Clear guidance and incentives are needed to encourage international firms here to help deliver New Zealand's industrial potential, the head of one of the country's largest greenfield industrial and residential developments says.
Stephen Hughes, chief executive of the Drury South Crossing business park south of Auckland, said a "clear re-entry pathway into the country" is needed for multinational organisations wanting to set up or expand their New Zealand operations.
"This is one of the few times in our modern history where our geographic isolation is a clear competitive advantage and we are going to need more than international students and tourists to restart the economy."
With multinationals "queuing at the door" to develop new operations and jobs here, better consideration is needed as to how those visitors are treated as they come through the quarantine process, he said.
"Whilst this process is critical to protect Kiwis, a one-size-fits-all approach is not necessarily conducive to securing investments and jobs at the level the country needs."
The $800 million Drury South Crossing development covers 361 hectares. The mixed-use park lies between the southern motorway and the Drury Quarry, now owned by Fulton Hogan but originally established by the Stevenson Group 81 years ago.
Hughes said about 20 per cent of the 170 ha of commercial land available had now been sold to large-scale operators, including food suppliers wanting to establish high-volume capability, logistics providers and a 10,000 square-metre data centre.
"What we are seeing is a need from local food producers to store large volumes of export-ready product where it can be accessed using automated storage retrieval systems and robotic technology to access products from warehouses that are of a scale we have not generally seen in New Zealand."
Hughes said he had also fielded early enquiries from US film studios looking to develop warehouse facilities into sound stages and production facilities.

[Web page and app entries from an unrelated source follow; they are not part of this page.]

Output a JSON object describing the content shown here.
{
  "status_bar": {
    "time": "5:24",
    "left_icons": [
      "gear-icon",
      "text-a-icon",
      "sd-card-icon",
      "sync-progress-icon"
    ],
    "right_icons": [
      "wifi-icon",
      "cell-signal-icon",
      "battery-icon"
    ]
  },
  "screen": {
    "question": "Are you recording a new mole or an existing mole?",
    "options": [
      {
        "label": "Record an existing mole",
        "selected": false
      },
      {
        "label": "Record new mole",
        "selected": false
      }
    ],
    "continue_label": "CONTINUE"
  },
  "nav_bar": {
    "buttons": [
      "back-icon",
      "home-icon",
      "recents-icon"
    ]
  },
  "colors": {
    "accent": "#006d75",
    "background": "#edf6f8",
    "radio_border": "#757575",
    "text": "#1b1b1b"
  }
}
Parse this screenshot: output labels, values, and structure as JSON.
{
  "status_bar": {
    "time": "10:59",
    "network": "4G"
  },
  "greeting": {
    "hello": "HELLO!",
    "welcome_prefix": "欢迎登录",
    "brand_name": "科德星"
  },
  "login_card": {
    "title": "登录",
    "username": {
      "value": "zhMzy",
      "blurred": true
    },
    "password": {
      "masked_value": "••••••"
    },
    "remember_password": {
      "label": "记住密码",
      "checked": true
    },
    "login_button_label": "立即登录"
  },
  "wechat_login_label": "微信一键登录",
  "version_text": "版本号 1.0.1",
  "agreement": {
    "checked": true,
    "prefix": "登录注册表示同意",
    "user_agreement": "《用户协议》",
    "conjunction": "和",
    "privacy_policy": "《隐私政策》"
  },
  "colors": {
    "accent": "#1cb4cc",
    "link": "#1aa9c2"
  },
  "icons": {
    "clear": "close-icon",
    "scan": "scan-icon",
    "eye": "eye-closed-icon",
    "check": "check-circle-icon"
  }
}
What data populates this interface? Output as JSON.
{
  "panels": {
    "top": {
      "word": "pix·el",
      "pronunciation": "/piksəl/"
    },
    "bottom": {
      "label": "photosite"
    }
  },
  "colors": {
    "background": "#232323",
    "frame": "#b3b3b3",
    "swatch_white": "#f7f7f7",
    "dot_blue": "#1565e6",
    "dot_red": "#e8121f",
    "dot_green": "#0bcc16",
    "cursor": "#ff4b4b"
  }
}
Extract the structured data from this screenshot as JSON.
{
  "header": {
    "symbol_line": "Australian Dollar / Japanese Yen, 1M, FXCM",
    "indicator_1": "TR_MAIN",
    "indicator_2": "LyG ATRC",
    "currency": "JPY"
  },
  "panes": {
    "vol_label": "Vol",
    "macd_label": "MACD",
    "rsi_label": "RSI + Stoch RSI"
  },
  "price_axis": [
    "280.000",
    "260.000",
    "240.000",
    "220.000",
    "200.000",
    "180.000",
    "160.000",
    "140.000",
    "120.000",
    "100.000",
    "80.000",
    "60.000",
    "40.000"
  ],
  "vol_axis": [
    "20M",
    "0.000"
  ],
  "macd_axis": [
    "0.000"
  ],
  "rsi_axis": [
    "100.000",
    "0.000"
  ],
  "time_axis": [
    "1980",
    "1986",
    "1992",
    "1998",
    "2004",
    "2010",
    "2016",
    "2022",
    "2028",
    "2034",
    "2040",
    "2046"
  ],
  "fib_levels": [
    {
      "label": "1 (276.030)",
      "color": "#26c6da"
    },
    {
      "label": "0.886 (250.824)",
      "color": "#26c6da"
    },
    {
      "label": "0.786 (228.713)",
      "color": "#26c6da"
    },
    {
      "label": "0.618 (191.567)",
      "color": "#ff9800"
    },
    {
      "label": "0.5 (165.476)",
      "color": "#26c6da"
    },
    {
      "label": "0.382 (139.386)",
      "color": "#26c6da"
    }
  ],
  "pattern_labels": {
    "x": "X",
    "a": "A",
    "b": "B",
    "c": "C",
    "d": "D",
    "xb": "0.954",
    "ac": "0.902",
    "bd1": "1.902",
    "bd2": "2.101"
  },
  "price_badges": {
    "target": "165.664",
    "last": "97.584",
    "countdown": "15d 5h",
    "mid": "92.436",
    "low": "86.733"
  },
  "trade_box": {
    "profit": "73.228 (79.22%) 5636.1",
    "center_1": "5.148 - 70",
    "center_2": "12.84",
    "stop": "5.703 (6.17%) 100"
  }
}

"There are relatively few sites left in the Auckland region which can accommodate this scale of operation and it has been encouraging to see that local and international businesses are looking to invest at this level, which will be an essential part of the region's economic recovery."
With construction scheduled to start on new warehousing and commercial facilities late next year, the expectation is that the development could ultimately employ about 6,000 people across its various manufacturing, logistics and food processing businesses, due for completion during 2027.
The residential component includes plans for about 800, primarily affordable homes, on a 45 ha block.